“What [Jeremy Corbyn's victory] shows is that you don’t win running as a moderate.” Josh Youngerman, People's Summit attendee
Corbyn’s stunning performance has been such a jolt of positive energy to the American left precisely because the electoral record of candidates backed by Sanders at the national level has been decidedly less rosy than the performance of local candidates.
In an early attempt to steer the Democratic Party in a more progressive direction, Sanders and his followers got behind the bid of key ally Minnesota Rep. Keith Ellison to chair the Democratic National Committee. Party establishment figures like Senate Minority Leader Chuck Schumer (D-N.Y.) joined them, recognizing the importance of the Sanders movement. But with help from former President Barack Obama and his close confidantes, former Labor Secretary Tom Perez defeated Ellison by a slim margin in February.
“Ellison’s loss was a slap in the face,” observed Kenneth Coleman, an Oregon member of the Democratic Socialists of America. “It showed the [Democratic] party consciously rejected where all the energy was from.”
Sanders’ record in special congressional races has not been much better, albeit against much steeper odds. Last month, he barnstormed Montana, where Trump defeated Clinton by 20 percentage points, for House candidate Rob Quist, a folk musician and single-payer health care advocate who supported Sanders in the primary. Quist ultimately came up 6 points short in the May 25 special election, despite his Republican opponent Greg Gianforte’s assault of a reporter the previous day.
Of course, Sanders followers acknowledge that high-profile, national electoral victories are often the end result of long-term organizing. A big reason Ellison came as close as he did to becoming DNC chair is because of progressive takeovers of state Democratic parties whose leaders can participate in the chairmanship election. Those efforts have proceeded apace since then, most recently with the narrow loss of a Sanders acolyte in the race to chair the California Democratic Party.
In his speech to the People’s Summit on Saturday evening, Sanders plans to emphasize progress in the policy conversation, according to advance excerpts of the speech received by HuffPost. Among other things, he sees headway being made in the support of a majority of congressional Democrats for a $15 minimum wage, a cause for which he can rightly claim credit as an early champion.

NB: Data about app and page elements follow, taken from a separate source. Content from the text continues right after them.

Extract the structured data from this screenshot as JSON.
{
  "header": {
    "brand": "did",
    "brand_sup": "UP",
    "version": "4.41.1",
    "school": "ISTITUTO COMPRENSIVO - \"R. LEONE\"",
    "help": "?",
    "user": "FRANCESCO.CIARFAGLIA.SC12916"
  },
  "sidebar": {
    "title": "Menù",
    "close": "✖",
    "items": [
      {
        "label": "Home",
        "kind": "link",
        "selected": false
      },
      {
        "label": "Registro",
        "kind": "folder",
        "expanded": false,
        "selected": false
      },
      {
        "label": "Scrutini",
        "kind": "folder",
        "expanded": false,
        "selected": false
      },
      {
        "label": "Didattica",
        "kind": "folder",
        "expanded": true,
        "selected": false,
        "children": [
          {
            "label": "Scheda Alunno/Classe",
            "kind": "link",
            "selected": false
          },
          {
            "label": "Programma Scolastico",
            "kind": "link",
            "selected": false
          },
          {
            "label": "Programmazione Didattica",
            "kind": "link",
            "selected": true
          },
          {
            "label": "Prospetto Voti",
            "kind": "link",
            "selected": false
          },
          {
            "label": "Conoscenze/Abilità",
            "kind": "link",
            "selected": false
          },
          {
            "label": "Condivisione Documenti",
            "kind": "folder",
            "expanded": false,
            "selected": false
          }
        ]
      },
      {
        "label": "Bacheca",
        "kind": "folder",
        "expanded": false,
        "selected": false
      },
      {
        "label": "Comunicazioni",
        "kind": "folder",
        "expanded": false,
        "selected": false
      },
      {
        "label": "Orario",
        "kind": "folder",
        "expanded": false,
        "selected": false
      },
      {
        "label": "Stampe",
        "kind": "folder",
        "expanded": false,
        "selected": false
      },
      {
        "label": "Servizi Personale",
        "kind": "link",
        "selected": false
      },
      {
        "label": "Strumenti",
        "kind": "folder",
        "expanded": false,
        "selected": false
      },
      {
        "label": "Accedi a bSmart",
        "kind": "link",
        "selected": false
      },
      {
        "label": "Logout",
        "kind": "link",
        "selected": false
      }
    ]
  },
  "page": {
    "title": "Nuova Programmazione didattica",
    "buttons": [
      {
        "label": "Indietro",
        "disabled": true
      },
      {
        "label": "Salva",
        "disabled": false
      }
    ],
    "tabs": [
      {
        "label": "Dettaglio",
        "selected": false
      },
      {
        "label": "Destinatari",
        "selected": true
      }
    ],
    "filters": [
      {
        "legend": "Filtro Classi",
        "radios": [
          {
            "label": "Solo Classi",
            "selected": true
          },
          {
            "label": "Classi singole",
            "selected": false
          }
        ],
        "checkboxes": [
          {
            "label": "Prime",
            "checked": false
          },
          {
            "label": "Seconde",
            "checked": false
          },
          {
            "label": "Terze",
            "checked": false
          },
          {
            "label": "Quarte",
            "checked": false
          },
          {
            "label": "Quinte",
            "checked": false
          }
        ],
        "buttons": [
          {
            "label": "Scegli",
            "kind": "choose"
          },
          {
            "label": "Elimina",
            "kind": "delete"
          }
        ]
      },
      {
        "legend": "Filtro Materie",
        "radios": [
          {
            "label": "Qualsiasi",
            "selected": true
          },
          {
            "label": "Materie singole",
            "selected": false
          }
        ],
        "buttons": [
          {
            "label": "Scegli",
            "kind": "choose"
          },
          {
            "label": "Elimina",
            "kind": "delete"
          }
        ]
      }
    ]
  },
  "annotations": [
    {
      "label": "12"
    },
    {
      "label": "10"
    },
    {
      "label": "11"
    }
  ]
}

“We may have lost the election in 2016 but, because of the grass-roots efforts of activists throughout the country, we have made enormous progress in advancing the progressive agenda,” Sanders’ prepared remarks state. “Ideas that, just a few years ago, seemed radical and unattainable are now part of Main Street discussion and, in fact, some of them are being implemented across the country as we speak.”